(What you have to do) What is the number of lines in the data below that hold the word "color"? Give nothing beyond that number.

(Given information)
=== Section Start ===
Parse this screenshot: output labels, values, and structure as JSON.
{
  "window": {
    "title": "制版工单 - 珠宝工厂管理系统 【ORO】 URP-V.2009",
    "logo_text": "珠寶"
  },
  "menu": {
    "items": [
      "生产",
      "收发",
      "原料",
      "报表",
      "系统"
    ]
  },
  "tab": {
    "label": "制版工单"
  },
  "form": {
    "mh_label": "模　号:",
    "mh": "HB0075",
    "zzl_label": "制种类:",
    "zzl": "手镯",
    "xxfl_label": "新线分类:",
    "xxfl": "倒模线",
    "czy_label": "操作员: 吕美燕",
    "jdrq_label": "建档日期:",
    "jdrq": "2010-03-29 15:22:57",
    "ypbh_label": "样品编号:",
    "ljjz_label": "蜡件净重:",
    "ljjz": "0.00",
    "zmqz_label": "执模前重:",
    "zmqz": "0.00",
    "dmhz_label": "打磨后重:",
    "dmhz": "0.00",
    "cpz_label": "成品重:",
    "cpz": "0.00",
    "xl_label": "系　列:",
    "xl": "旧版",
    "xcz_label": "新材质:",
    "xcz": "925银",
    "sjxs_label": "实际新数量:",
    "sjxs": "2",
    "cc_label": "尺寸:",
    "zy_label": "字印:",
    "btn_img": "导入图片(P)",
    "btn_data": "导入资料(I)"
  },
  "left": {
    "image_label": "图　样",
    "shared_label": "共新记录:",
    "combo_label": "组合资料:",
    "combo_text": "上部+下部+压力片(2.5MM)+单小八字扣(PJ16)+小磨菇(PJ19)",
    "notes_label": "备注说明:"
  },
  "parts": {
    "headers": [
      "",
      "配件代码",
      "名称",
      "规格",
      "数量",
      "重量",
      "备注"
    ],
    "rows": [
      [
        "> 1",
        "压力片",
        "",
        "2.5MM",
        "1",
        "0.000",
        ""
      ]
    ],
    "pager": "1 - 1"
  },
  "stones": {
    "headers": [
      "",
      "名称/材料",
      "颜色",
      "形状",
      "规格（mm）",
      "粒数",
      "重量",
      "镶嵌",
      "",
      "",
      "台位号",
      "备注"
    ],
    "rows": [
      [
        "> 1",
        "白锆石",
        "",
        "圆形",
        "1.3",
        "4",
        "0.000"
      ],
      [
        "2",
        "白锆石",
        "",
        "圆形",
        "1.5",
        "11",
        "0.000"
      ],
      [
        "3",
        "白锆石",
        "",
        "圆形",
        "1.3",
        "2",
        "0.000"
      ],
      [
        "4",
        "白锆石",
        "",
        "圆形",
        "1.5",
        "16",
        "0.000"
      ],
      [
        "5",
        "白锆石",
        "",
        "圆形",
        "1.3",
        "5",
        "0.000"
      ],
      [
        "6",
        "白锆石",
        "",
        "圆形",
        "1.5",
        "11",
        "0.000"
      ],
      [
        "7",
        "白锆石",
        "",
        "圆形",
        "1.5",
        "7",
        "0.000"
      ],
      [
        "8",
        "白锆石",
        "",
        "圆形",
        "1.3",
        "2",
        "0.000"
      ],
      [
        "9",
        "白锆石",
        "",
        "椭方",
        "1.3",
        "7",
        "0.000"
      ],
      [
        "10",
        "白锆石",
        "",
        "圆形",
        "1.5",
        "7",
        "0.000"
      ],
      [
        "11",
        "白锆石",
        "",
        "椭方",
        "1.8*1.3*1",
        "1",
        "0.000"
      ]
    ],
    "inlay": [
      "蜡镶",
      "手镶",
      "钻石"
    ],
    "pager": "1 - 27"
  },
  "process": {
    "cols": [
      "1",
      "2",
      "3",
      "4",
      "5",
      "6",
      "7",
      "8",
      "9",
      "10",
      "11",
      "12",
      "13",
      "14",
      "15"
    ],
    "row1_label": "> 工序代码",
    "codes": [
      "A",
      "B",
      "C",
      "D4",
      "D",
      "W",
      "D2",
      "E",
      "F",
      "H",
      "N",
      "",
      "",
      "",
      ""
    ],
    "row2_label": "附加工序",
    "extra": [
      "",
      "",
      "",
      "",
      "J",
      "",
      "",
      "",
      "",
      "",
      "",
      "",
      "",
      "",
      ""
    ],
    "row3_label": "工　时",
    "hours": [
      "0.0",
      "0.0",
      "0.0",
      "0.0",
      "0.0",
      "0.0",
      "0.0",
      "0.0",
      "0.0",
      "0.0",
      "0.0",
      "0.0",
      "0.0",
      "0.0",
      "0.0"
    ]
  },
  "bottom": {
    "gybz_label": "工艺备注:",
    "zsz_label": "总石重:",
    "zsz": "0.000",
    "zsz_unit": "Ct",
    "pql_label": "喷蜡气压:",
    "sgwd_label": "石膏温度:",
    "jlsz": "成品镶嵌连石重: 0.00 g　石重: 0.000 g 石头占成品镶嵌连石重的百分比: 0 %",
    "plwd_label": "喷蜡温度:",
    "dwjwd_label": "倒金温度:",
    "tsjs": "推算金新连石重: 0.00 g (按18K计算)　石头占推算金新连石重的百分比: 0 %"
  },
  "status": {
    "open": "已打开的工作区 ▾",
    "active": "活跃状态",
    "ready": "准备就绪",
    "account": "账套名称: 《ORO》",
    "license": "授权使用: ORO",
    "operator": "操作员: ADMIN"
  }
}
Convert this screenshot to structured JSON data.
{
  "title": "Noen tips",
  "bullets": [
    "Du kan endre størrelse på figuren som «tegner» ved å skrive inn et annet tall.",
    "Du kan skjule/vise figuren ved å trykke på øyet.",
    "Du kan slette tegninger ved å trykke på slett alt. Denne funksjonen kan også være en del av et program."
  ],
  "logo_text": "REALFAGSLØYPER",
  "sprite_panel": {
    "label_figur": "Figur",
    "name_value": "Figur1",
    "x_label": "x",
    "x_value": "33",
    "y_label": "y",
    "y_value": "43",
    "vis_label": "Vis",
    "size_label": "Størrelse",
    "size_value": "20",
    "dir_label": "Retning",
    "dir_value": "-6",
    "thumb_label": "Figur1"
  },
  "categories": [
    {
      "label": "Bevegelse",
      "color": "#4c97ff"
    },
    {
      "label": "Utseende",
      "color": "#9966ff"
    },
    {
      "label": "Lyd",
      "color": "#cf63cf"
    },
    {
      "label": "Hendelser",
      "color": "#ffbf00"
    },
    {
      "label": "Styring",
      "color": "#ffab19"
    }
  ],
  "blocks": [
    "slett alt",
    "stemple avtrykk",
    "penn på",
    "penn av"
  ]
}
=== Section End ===
(Output of the task) 5